The original plan was to have ten super users within the company who would take part in the system testing, write the user training material and then deliver the training to their peers.
“This is a major business transformation that will affect the vast majority of the 250 people based in our UK business,” said Dave Lee, Kleinwort Benson’ Infracon IT project manager. “Having our own staff carry out the training would mean they could deal with questions about our highly specialised transactional processes.”
The change of ownership at a late stage in the project though meant Kleinwort Benson faced a very aggressive timescale in which to introduce the new systems and without the expected help and expertise from a sister company. The bank decided it needed additional resource to reduce the burden of work on the super users, who were all continuing to do their day jobs alongside the new systems implementation project.
“The super users were under pressure so we brought in consultants from Optimum to support them in two key areas – designing and writing the training courses and materials, plus onsite backup when the classroom training was being delivered,” said Lee.
Having high quality, well-structured training documentation in particular was going to be key to achieving a successful business transformation.

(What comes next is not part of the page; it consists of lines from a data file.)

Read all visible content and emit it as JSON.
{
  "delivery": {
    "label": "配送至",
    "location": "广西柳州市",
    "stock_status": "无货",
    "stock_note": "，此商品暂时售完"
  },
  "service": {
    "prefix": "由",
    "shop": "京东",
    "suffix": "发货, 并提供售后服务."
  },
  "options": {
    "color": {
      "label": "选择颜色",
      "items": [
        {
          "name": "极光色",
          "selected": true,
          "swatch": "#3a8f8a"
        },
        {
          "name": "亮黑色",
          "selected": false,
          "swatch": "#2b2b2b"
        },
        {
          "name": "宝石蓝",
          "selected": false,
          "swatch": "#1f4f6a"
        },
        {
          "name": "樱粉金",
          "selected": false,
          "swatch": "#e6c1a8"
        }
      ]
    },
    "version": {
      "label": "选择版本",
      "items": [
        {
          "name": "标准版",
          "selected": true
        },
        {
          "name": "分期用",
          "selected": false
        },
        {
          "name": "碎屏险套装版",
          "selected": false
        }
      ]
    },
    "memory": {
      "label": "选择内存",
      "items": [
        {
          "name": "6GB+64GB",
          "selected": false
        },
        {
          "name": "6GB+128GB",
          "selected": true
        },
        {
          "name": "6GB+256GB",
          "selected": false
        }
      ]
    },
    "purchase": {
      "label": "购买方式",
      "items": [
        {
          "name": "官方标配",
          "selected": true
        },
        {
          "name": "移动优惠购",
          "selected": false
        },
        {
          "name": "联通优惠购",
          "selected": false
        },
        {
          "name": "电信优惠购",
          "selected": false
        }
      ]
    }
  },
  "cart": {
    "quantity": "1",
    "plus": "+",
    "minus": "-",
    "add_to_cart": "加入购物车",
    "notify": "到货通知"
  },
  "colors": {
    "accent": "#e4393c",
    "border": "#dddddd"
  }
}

Kleinwort Benson intended to use the documentation not just for the system user training but to set out its operational procedures, which, in the highly regulated private banking industry, are open to extremely rigorous scrutiny and audits.

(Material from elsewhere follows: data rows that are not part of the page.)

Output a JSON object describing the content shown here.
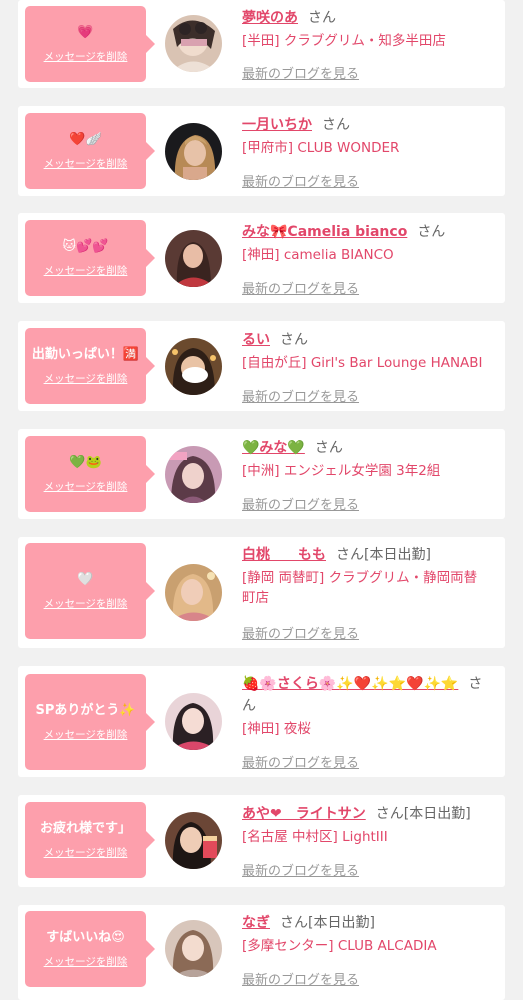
{
  "delete_label": "メッセージを削除",
  "blog_label": "最新のブログを見る",
  "san_label": "さん",
  "entries": [
    {
      "message": "💗",
      "name": "夢咲のあ",
      "san_suffix": "",
      "shop": "[半田] クラブグリム・知多半田店"
    },
    {
      "message": "❤️🪽",
      "name": "一月いちか",
      "san_suffix": "",
      "shop": "[甲府市] CLUB WONDER"
    },
    {
      "message": "🐱💕💕",
      "name": "みな🎀Camelia bianco",
      "san_suffix": "",
      "shop": "[神田] camelia BIANCO"
    },
    {
      "message": "出勤いっぱい！🈵",
      "name": "るい",
      "san_suffix": "",
      "shop": "[自由が丘] Girl's Bar Lounge HANABI"
    },
    {
      "message": "💚🐸",
      "name": "💚みな💚",
      "san_suffix": "",
      "shop": "[中洲] エンジェル女学園 3年2組"
    },
    {
      "message": "🤍",
      "name": "白桃　　もも",
      "san_suffix": "[本日出勤]",
      "shop": "[静岡 両替町] クラブグリム・静岡両替町店"
    },
    {
      "message": "SPありがとう✨",
      "name": "🍓🌸さくら🌸✨❤️✨⭐️❤️✨⭐️",
      "san_suffix": "",
      "shop": "[神田] 夜桜"
    },
    {
      "message": "お疲れ様です」",
      "name": "あや❤︎　ライトサン",
      "san_suffix": "[本日出勤]",
      "shop": "[名古屋 中村区] LightIII"
    },
    {
      "message": "すばいいね😍",
      "name": "なぎ",
      "san_suffix": "[本日出勤]",
      "shop": "[多摩センター] CLUB ALCADIA"
    }
  ]
}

“Producing sound training documentation with the right level of detail, laid out in a methodical way, is a specialised skill,” said Chris Ollieuz, the consultant hired by Kleinwort Benson to oversee the project. “The super users knew the system very well but they didn’t necessarily know the best way to communicate the role-based knowledge that the users needed.”
Since the super users were training their peers, having professionally produced, well-structured courses and materials gave the training extra credibility and boosted the super users’ confidence.
The new banking system consisted of front, middle and back office modules. These were broken down into sub-components including client data, loans, securities and derivatives, portfolio management and finance.
The Optimum team developed training materials for each of them, producing role-based reference guides aimed at key audience groups. The documentation also needed to address the bank’s business messages as well as the functional elements.
Designing the courses and modules and writing the training material was made more difficult by the fact that Infracon was not a fully tested and working system when Optimum was brought in.
The go live timescale had been brought forward and finalising the system was then further complicated by the need, following the change of ownership, to move all the operational and back end processing to servers based at the bank’s Channel Islands’ data centre.
“It was a complicated project that required us to work in a dynamic environment that needed flexibility from our consultants,” observed Optimum’s Adrian Oxborrow. “Decisions and deadlines changed frequently and parts of the system and people weren’t available in the ideal order but our consultants are used to adapting to these scenarios.”
Key to success of the project was Optimum having the right people, with private banking industry knowledge, who would be a good fit with the Kleinwort Benson team. The Kleinwort Benson super users welcomed the support and a close working relationship developed with the Optimum consultants.
“It’s fair to say Optimum brought in an extra dimension,” noted Dave Lee. “The super users were very happy to hand over the responsibility for the courses and materials and to have the consultants on hand to guide and advise them in the delivery stages.”
Good co-operation existed from the first stage where the bank team transferred their knowledge of the system and the bank’s processes to enable Optimum to design and produce the courses and materials.
Andy Poile, one of the super users, said he was pleased that: “Optimum provided an excellent, friendly and valuable service, which made it a lot easier to produce quality material in the short time we had.”
“It’s very unusual for a client to want us to hand over a complete suite of training for them to deliver, simply because of the scale, but Kleinwort Benson took total ownership,” observed Oxborrow. “We were flexible enough to be able to support them in a specific role and they had absolute confidence in the material and course content that we’d collaborated on.”
Kleinwort Benson appointed Optimum to the project based on the consultancy’s understanding of the bank’s unique requirements, its knowledge of the banking sector and the professionalism of its people. The flexibility of their approach also meant the consultancy was happy to work with the client in the specific way they wanted.
Optimum was brought in to increase the size and capability of the Kleinwort Benson team and spent 120 days working on this major and critically important project for the bank. The consultancy delivered the expected outputs on time, on budget and to the required standard, a fact endorsed by a review of the project.
An internal bank audit identified that the user training was one of the ‘most ready’ parts of the project. “Optimum enabled Kleinwort Benson to achieve what it needed to in the timeframe required,” said Ollieuz. “We couldn’t have done it without them.”